"I know the potential of this great state," Maddox said in announcing his candidacy on May 16, 2005. "And as someone who served nearly 10 years as mayor of Tallahassee, I am the only candidate with the executive experience necessary to both offer a vision for Florida's future, and make that vision a reality for everyday Floridians."
Maddox's announcement may have been the high-water mark of his campaign for the state's top elected office.
Within days of announcing his candidacy, the St. Petersburg Times reported that Maddox -- while party chairman --- had quietly been paid to help win support for a controversial development proposal reviled by Leon County Democrats.
A few weeks later, the Internal Revenue Service froze the party's bank account because it failed to pay about $200,000 in payroll and Social Security taxes while Maddox was chairman. Later came news that while he chaired the Leon County party in 2004, it paid a $10,500 fine for campaign finance violations but never reported it as required.
Maddox blamed the problems on a bookkeeper and longtime friend who admitted she had made a series of major mistakes and kept them hidden from her bosses. An internal investigation questioned Maddox's hiring decisions at the party, and his campaign faced two pending complaints of alleged campaign finance violations with the Florida Elections Commission, the Times reported.
He dropped out of the race on Oct. 7, 2005, about 11 months before the Democratic primary. Maddox endorsed U.S. Rep. Jim Davis of Tampa, who won the party's nomination but went on to lose that November to then-Republican Charlie Crist. That's two losing campaigns (if you give Putnam the benefit of the doubt that dropping out before a vote is cast is the same as losing and if you let slide the fact that the governor isn't technically in the Florida Cabinet).
We checked the state Division of Elections to see if Maddox ran for a Cabinet position or governor and lost a third time, but came up empty.
Running for agriculture commissioner?
McCarley, Putnam's campaign manager, said the third race is Maddox's 2010 bid for agriculture commissioner.
"The three out of four I was referring to (were) attorney general, governor and the current one, which is why we referred to it as 'losing' instead of lost," McCarley said.

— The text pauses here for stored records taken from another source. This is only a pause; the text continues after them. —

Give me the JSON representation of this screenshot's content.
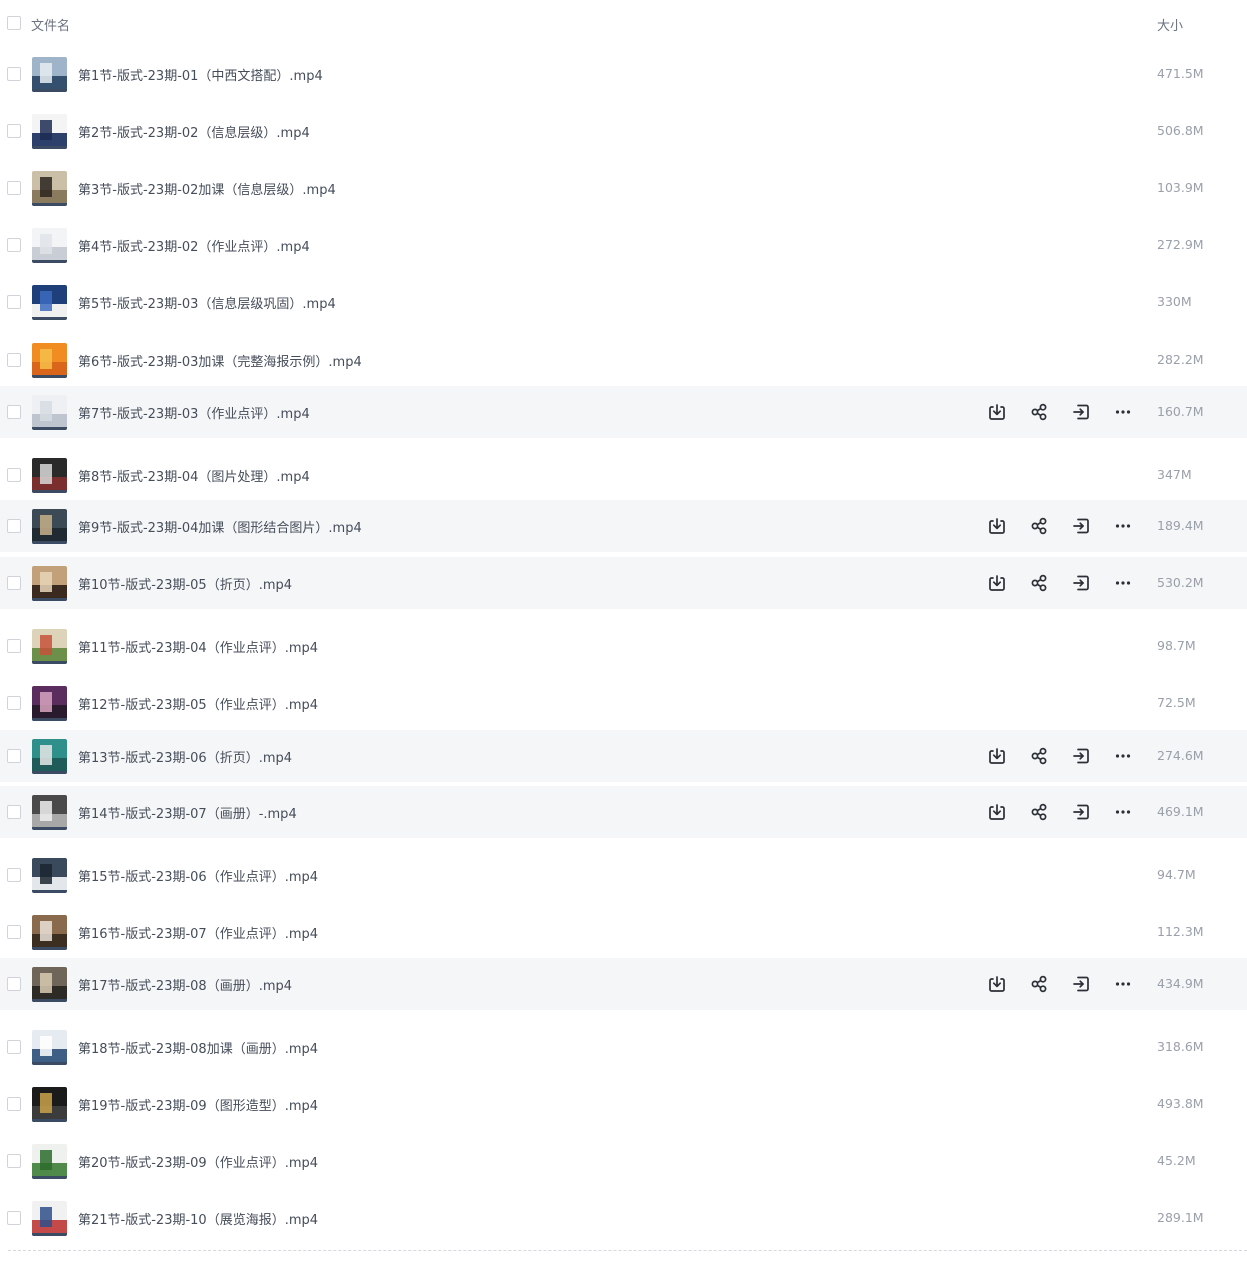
{
  "header": {
    "name_label": "文件名",
    "size_label": "大小"
  },
  "icons": {
    "download": "download-icon",
    "share": "share-icon",
    "move": "move-to-icon",
    "more": "more-icon"
  },
  "files": [
    {
      "name": "第1节-版式-23期-01（中西文搭配）.mp4",
      "size": "471.5M",
      "hover": false,
      "thumb": {
        "a": "#9fb4c9",
        "b": "#35506f",
        "block": "#e8edf2"
      }
    },
    {
      "name": "第2节-版式-23期-02（信息层级）.mp4",
      "size": "506.8M",
      "hover": false,
      "thumb": {
        "a": "#f4f4f4",
        "b": "#2d3f6b",
        "block": "#1d2b52"
      }
    },
    {
      "name": "第3节-版式-23期-02加课（信息层级）.mp4",
      "size": "103.9M",
      "hover": false,
      "thumb": {
        "a": "#cbbfa8",
        "b": "#8a7a5e",
        "block": "#2b2420"
      }
    },
    {
      "name": "第4节-版式-23期-02（作业点评）.mp4",
      "size": "272.9M",
      "hover": false,
      "thumb": {
        "a": "#f3f4f6",
        "b": "#c9ced6",
        "block": "#dfe3e8"
      }
    },
    {
      "name": "第5节-版式-23期-03（信息层级巩固）.mp4",
      "size": "330M",
      "hover": false,
      "thumb": {
        "a": "#1f3f7a",
        "b": "#f0f0f0",
        "block": "#3c6bc0"
      }
    },
    {
      "name": "第6节-版式-23期-03加课（完整海报示例）.mp4",
      "size": "282.2M",
      "hover": false,
      "thumb": {
        "a": "#f08c22",
        "b": "#d9661a",
        "block": "#f6c04a"
      }
    },
    {
      "name": "第7节-版式-23期-03（作业点评）.mp4",
      "size": "160.7M",
      "hover": true,
      "thumb": {
        "a": "#eef0f3",
        "b": "#bfc5ce",
        "block": "#d6dbe2"
      }
    },
    {
      "name": "第8节-版式-23期-04（图片处理）.mp4",
      "size": "347M",
      "hover": false,
      "thumb": {
        "a": "#2a2a2a",
        "b": "#7a2e2e",
        "block": "#d9d9d9"
      }
    },
    {
      "name": "第9节-版式-23期-04加课（图形结合图片）.mp4",
      "size": "189.4M",
      "hover": true,
      "thumb": {
        "a": "#3b4a55",
        "b": "#1f2a33",
        "block": "#c8b08a"
      }
    },
    {
      "name": "第10节-版式-23期-05（折页）.mp4",
      "size": "530.2M",
      "hover": true,
      "thumb": {
        "a": "#c2a07a",
        "b": "#3a2a20",
        "block": "#e8d6b8"
      }
    },
    {
      "name": "第11节-版式-23期-04（作业点评）.mp4",
      "size": "98.7M",
      "hover": false,
      "thumb": {
        "a": "#dcd3b8",
        "b": "#6c8f4a",
        "block": "#c5523a"
      }
    },
    {
      "name": "第12节-版式-23期-05（作业点评）.mp4",
      "size": "72.5M",
      "hover": false,
      "thumb": {
        "a": "#5a2d5e",
        "b": "#2a1a2e",
        "block": "#d9a4c0"
      }
    },
    {
      "name": "第13节-版式-23期-06（折页）.mp4",
      "size": "274.6M",
      "hover": true,
      "thumb": {
        "a": "#2f8f8a",
        "b": "#1f5c59",
        "block": "#e6e6e6"
      }
    },
    {
      "name": "第14节-版式-23期-07（画册）-.mp4",
      "size": "469.1M",
      "hover": true,
      "thumb": {
        "a": "#4a4a4a",
        "b": "#a8a8a8",
        "block": "#efefef"
      }
    },
    {
      "name": "第15节-版式-23期-06（作业点评）.mp4",
      "size": "94.7M",
      "hover": false,
      "thumb": {
        "a": "#3a4a5c",
        "b": "#e3e6ea",
        "block": "#1c2530"
      }
    },
    {
      "name": "第16节-版式-23期-07（作业点评）.mp4",
      "size": "112.3M",
      "hover": false,
      "thumb": {
        "a": "#8a6a4c",
        "b": "#3d2e22",
        "block": "#e9e2d8"
      }
    },
    {
      "name": "第17节-版式-23期-08（画册）.mp4",
      "size": "434.9M",
      "hover": true,
      "thumb": {
        "a": "#6f6558",
        "b": "#2e2a26",
        "block": "#d8cbb3"
      }
    },
    {
      "name": "第18节-版式-23期-08加课（画册）.mp4",
      "size": "318.6M",
      "hover": false,
      "thumb": {
        "a": "#e6ebf2",
        "b": "#3f5e86",
        "block": "#ffffff"
      }
    },
    {
      "name": "第19节-版式-23期-09（图形造型）.mp4",
      "size": "493.8M",
      "hover": false,
      "thumb": {
        "a": "#1b1b1b",
        "b": "#3c3c3c",
        "block": "#c9a24a"
      }
    },
    {
      "name": "第20节-版式-23期-09（作业点评）.mp4",
      "size": "45.2M",
      "hover": false,
      "thumb": {
        "a": "#eef1ee",
        "b": "#4f8a4a",
        "block": "#2c6b2a"
      }
    },
    {
      "name": "第21节-版式-23期-10（展览海报）.mp4",
      "size": "289.1M",
      "hover": false,
      "thumb": {
        "a": "#f1f1f1",
        "b": "#c44a4a",
        "block": "#2f4f8a"
      }
    }
  ]
}
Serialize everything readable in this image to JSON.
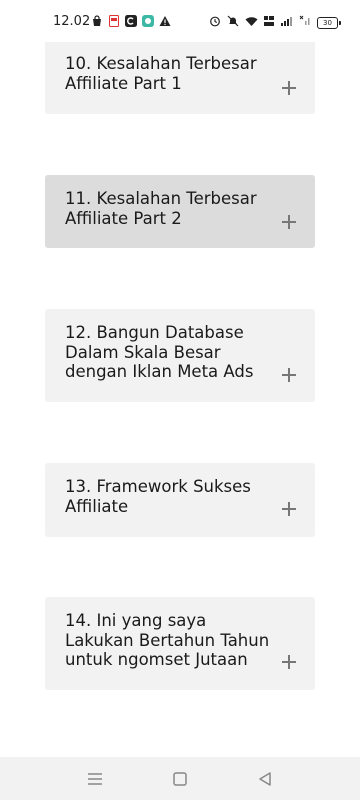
{
  "status_bar": {
    "time": "12.02",
    "battery_level": "30",
    "left_icons": [
      "shopping-bag-icon",
      "pdf-icon",
      "c-app-icon",
      "chat-icon",
      "warning-icon"
    ],
    "right_icons": [
      "alarm-icon",
      "mute-icon",
      "wifi-icon",
      "volte-icon",
      "signal-icon",
      "signal-x-icon",
      "battery-icon"
    ]
  },
  "lessons": [
    {
      "title": "10. Kesalahan Terbesar Affiliate Part 1",
      "expand_icon": "plus-icon"
    },
    {
      "title": "11. Kesalahan Terbesar Affiliate Part 2",
      "expand_icon": "plus-icon",
      "state": "pressed"
    },
    {
      "title": "12. Bangun Database Dalam Skala Besar dengan Iklan Meta Ads",
      "expand_icon": "plus-icon"
    },
    {
      "title": "13. Framework Sukses Affiliate",
      "expand_icon": "plus-icon"
    },
    {
      "title": "14. Ini yang saya Lakukan Bertahun Tahun untuk ngomset Jutaan",
      "expand_icon": "plus-icon"
    }
  ],
  "nav_bar": {
    "buttons": [
      "menu-icon",
      "home-icon",
      "back-icon"
    ]
  },
  "colors": {
    "card_background": "#f2f2f2",
    "card_pressed_background": "#dcdcdc",
    "plus_icon": "#777777",
    "nav_background": "#f2f2f2"
  }
}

McCarley's right in that he did say losing. But we don't buy his argument.
We found no independent, public polling data saying Putnam is beating Maddox in a hypothetical November match-up. Moreover, we wouldn't even consider that evidence Maddox is losing (See Charlie Crist Senate poll numbers circa June 2009 as evidence).
Plus the context of the quote strongly suggests that Maddox's bid for agriculture commissioner is his fourth run at a Cabinet-level post.
In trying to cast Maddox as a politician who will run for anything he think he might win, the Putnam campaign said Maddox has run "losing campaigns for 3 of Florida's 4 available Cabinet positions."
The minor offense in this case is counting Maddox's run for governor as a run for Cabinet. The governor isn't a member of the Cabinet, according to the state Constitution.
But that's not what has us worried.
Putnam errs in counting Maddox's 2010 bid for agriculture commissioner as a losing campaign. Maddox lost a campaign for attorney general and pulled out of a run for governor. The third race is still up in the air. We rate Putnam's claim False.